EXERCISE REQUIREMENTS
Return every line from the records below in which the word "JSON" is found.
-*-*-
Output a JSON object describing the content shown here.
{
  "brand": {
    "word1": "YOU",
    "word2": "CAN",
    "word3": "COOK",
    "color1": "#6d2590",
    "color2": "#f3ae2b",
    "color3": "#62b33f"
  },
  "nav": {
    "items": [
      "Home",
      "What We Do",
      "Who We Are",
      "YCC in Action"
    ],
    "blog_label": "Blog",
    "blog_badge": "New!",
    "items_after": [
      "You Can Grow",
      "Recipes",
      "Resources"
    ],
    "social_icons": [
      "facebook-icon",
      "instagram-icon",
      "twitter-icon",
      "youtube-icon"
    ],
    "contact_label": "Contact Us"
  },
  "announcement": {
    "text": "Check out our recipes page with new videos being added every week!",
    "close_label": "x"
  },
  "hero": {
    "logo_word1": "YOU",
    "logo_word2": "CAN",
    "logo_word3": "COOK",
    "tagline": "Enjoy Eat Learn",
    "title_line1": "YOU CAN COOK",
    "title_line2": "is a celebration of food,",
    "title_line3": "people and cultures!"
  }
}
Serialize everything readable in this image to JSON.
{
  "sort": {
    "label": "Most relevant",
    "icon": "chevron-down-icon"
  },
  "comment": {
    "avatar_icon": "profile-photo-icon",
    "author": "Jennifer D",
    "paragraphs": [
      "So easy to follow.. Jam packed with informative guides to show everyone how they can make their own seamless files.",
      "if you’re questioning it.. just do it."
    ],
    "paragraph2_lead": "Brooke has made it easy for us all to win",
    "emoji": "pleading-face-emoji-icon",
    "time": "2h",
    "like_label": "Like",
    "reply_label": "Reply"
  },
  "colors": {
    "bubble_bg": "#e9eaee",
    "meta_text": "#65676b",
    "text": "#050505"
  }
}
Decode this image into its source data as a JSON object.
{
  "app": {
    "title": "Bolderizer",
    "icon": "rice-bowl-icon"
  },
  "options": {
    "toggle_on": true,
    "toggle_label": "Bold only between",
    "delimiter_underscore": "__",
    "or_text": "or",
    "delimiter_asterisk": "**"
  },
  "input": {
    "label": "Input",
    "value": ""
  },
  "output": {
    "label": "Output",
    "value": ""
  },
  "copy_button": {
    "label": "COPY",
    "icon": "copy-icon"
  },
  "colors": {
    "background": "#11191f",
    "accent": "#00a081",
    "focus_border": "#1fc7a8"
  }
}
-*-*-
YOUR SOLUTION
Output a JSON object describing the content shown here.
Serialize everything readable in this image to JSON.
Decode this image into its source data as a JSON object.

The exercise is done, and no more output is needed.